Most of the ride from there was farm field. We rode along a trail that was between the edge of the wheat crops and the forest, providing us with just enough shade to keep us cool while still letting the sunlight sparkle through the leaves.
As we neared the halfway mark of the ride, I was surprised to find that there were ravines between the farm fields. Because the ranch was near Devon, I had fully expected for the entire trail to consist of wheat and barley fields, but I hadn’t considered that you’d be able to see down the ravines. Neither Ann nor my dad had expected this too, and you could hear the excitement in all of our voices as we chattered about the sight.
With the leaves just changing into their fall colours, looking across the ravine was relaxing. The trail took you to the edge of the ridge, allowing us to look down and see the mix of deciduous and evergreen trees. If you looked far enough down, you could just make out the stream that cut through all of the foliage.
Heading back to the ranch, the ride followed the same trail we had just ridden, so unfortunately there wasn’t anything new to see. We did, however, enjoy all of the vibrant colours that we rode through, and we especially enjoyed the little hill that we went down—the horses trotted down the hill and then back up, giving a little kick to all of the walking we had just done.

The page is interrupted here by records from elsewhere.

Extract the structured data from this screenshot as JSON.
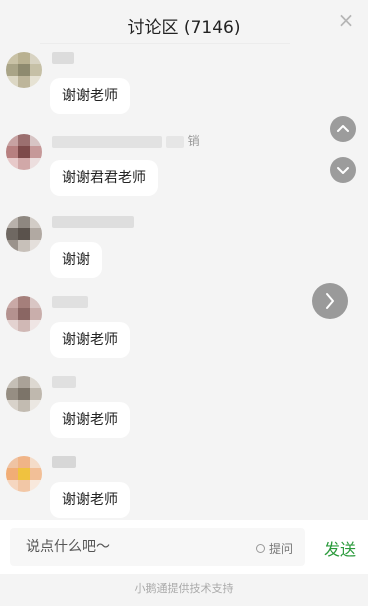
{
  "header": {
    "title": "讨论区 (7146)",
    "close_label": "×"
  },
  "messages": [
    {
      "name_visible": "",
      "text": "谢谢老师"
    },
    {
      "name_visible": "销",
      "text": "谢谢君君老师"
    },
    {
      "name_visible": "",
      "text": "谢谢"
    },
    {
      "name_visible": "",
      "text": "谢谢老师"
    },
    {
      "name_visible": "",
      "text": "谢谢老师"
    },
    {
      "name_visible": "",
      "text": "谢谢老师"
    }
  ],
  "composer": {
    "placeholder": "说点什么吧～",
    "ask_label": "提问",
    "send_label": "发送"
  },
  "footer": {
    "text": "小鹅通提供技术支持"
  },
  "colors": {
    "send": "#2a9a3b",
    "bubble": "#ffffff",
    "background": "#f4f4f4",
    "fab": "#9c9c9c"
  },
  "icons": [
    "close-icon",
    "chevron-up-icon",
    "chevron-down-icon",
    "chevron-right-icon",
    "radio-icon"
  ]
}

On the way back, Judy was completely nice to my dad—she didn’t go any faster than a lumbering walk except for when we all trotted down the hill—but Tango and my horse sped up quite a bit, even trotting a few times, something that brand-new riders might not enjoy. As it was, I enjoyed the speed as I was itching to go faster anyways, and Ann later told me that this had been one of her favourite parts of the ride. She told me that because she’d ridden twice before she had been worried that the ride would be too boring for her, but having to control a trotting horse gave her something new and more challenging to figure out.
This was a point where it would have been helpful to have another worker riding in the middle of the group so as to provide directions to riders on what to do whenever their horses weren’t listening. As much as Ann enjoyed the challenge of riding a trotting horse, I did have to provide directions on how she should control Tango when the mare started to go too fast.
Overall, the trail ride was worth my money. Although the sights couldn’t compare with the mountains, it was the perfect event for bonding and getting away from all of the chaos in the city. The ride ended up being exactly an hour.
I’d recommend this trail ride for both beginners and advanced riders, although I would suggest that if you have a group larger than two, you have at least one other rider who knows how to ride horses. Because the group is spread out quite a bit at times, it helps to have this more advanced rider communicate to the novices what to do when their horses aren’t quite listening. However, if you’re a small group or you have someone who knows how to ride, Thunder Ridge Trails Ranch is definitely worth hitting up if you’ve been feeling the itch to get back into nature.
After spending the rest of the day talking about it with my dad and friend, we already can’t wait to book our next ride!
Thunder Ridge Trails Ranch
27072, Township Rd 504
Devon, AB T9G 1A0
Rides are available Thursday to Sunday and must be pre-booked
(Rides are available until the end of October)
Age range: 8 and up